Plant life consists of cellulosic resources, cellulose and hemicellulose. Cellulose withstands being separated into its component sugars. Hemicellulose is simpler to break down, however the produced sugars are complicated to ferment. The plant substance lignin also withstands a biochemical alteration. These resources or advanced polymers build and give structure to branches, husks, leaves, plant stalks and trunks. The polymers in paper that are made from these plants. Cellulosic feedstock consists of sugars inside of their cellulose and hemicellulose. The focus from the U.S. Department of energy and other groups of developing a process to break down the parts of biomass as mentioned above has made substantial progress. With these combined efforts these methods could open the possibilities of cellulosic feedstock for ethanol manufacturing.
Cellulosic feedstock designed ethanol manufacturing range from agricultural crop deposits like corn stalks, wheat straw and husks; forest logging and mill deposits that consists of wood chips and sawdust; rapidly growing grasses like switchgrass; wastes like household garbage, paper products and food handling waste; rapidly growing trees like poplar and willow.

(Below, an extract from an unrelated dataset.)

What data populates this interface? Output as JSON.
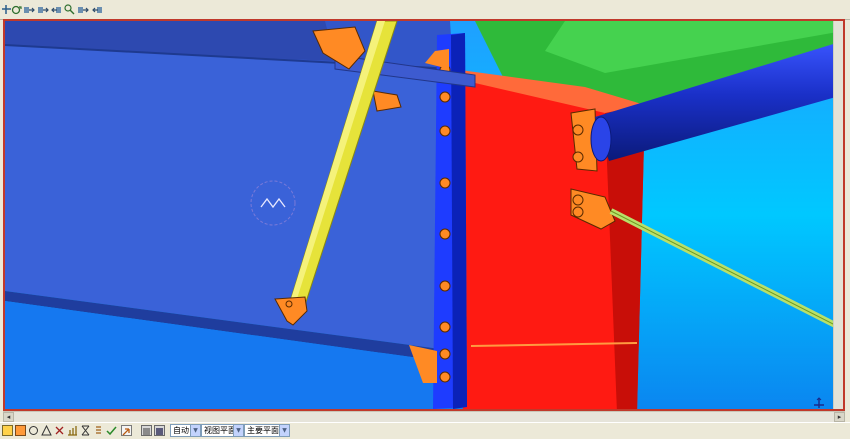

Cellulosic feedstock has numerous benefits over starch and sugar based feedstock. Cellulosic feedstock is much more plentiful that helps generate more significant amounts of ethanol to help provide the U.S with its demand. There are some restrictions or limitations on cellulosic feedstock amounts to be aware of. There is a certain amount of crop residue that can be taken out to help protect and safeguard lands from eroding, but